3. Be concerned then, in the first place, O my soul, for the presence of God in ordinances, and for his power that will make a change among people, Psalm 110: 3. When thy discourse, though ever so elaborate, shall be but as a lovely song, O set thyself most for this. When thou study, send up praises to thy Lord for it. When thou write a sermon, or ruminate on it, then say to God, Lord, this will be altogether weak without thy power accompanying it. O, power and life from God in ordinances is sweet.

Seek it for thyself, and seek it for thy hearers. Acknowledge thine own weakness and uselessness without it, and so cry incessantly for it, that the Lord may drive the fish into the net, when thou art spreading it out. Have an eye to this power, when thou art preaching; and think not thou to convert men by the force of reason: If thou do, thou wilt be beguiled.

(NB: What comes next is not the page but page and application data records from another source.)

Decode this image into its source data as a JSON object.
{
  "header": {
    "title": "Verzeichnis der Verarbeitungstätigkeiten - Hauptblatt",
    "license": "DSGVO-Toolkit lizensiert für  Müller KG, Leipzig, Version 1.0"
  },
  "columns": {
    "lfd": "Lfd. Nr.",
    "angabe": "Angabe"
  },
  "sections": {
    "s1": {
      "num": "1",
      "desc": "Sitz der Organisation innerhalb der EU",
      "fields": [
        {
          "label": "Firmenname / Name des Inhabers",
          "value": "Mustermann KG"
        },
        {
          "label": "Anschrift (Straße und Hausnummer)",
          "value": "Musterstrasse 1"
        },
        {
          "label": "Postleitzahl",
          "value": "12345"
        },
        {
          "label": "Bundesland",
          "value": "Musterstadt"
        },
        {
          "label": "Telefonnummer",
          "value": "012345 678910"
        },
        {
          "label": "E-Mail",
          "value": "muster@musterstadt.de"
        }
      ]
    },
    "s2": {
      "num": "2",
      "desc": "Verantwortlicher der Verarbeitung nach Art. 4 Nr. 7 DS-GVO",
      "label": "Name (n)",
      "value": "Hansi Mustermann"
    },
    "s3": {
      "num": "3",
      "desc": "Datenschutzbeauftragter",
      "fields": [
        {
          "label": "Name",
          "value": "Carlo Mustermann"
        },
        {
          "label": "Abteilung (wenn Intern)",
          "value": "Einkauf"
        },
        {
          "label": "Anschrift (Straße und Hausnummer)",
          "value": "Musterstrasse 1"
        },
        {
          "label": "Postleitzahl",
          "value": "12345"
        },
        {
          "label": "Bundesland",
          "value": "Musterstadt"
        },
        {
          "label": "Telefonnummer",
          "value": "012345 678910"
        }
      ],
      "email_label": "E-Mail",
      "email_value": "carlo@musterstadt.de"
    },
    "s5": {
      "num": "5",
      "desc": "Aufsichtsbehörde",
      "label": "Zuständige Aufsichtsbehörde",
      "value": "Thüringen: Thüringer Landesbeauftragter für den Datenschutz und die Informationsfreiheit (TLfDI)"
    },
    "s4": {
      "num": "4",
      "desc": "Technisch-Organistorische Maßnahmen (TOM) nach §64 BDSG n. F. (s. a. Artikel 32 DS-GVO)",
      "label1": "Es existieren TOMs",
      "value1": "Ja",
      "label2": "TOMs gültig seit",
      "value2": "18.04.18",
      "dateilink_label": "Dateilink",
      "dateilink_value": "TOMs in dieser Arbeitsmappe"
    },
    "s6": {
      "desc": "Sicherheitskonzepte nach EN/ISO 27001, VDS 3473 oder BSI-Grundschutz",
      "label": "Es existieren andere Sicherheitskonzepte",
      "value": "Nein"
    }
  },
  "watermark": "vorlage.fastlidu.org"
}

4. What an honorable thing is it to be fishers of men! How great an honor should thou esteem it, to be a catcher of souls! We are workers together with God, says the apostle. If God has ever so honored thee, O that thou knew it, that thou might bless his holy name, that ever made such a poor fool as thee to be a co-worker with him. God has owned thee to do good to those who were before caught. O my soul, bless thou the Lord. Lord, what am I, or what is my father’s house, that thou hast brought me to this?

5. Then don’t you see here what the reason is you toil so long, and catch nothing? The power comes not along. Men are like Samuel, who, when God was calling him, thought it had been Eli. So when thou speak many times, they do not discern God’s voice, but thine; and therefore the word goes out as it comes in.

6. Then, O my soul, despair not of the conversion of any, be they ever so dissolute. For it is the power of the Spirit that drives any person into the net; and this cannot be resisted. Mockers of religion, yea, blasphemers may be brought into the net; and many times the wind of God’s Spirit in the word lays the tall cedars in sin down upon the ground, when they that seem to be as low shrubs in respect of them, stand fast upon their root. Publicans and harlots shall enter the kingdom of heaven before self-righteous Pharisees.

7. What thinkest thou, O my soul, of that doctrine that lays aside this power of the Spirit, and makes moral suasion all that is requisite to the fishing of men? That doctrine is hateful to thee. My soul loathes it, as attributing too much to the preacher, and too much to corrupt nature, in taking away its natural impotency to good, and as against the work of God’s Spirit, contrary to experience; and is to me a sign of the rottenness of the heart that embraces it. Alas! that it should be owned by any among us, where so much of the Spirit’s power has been felt.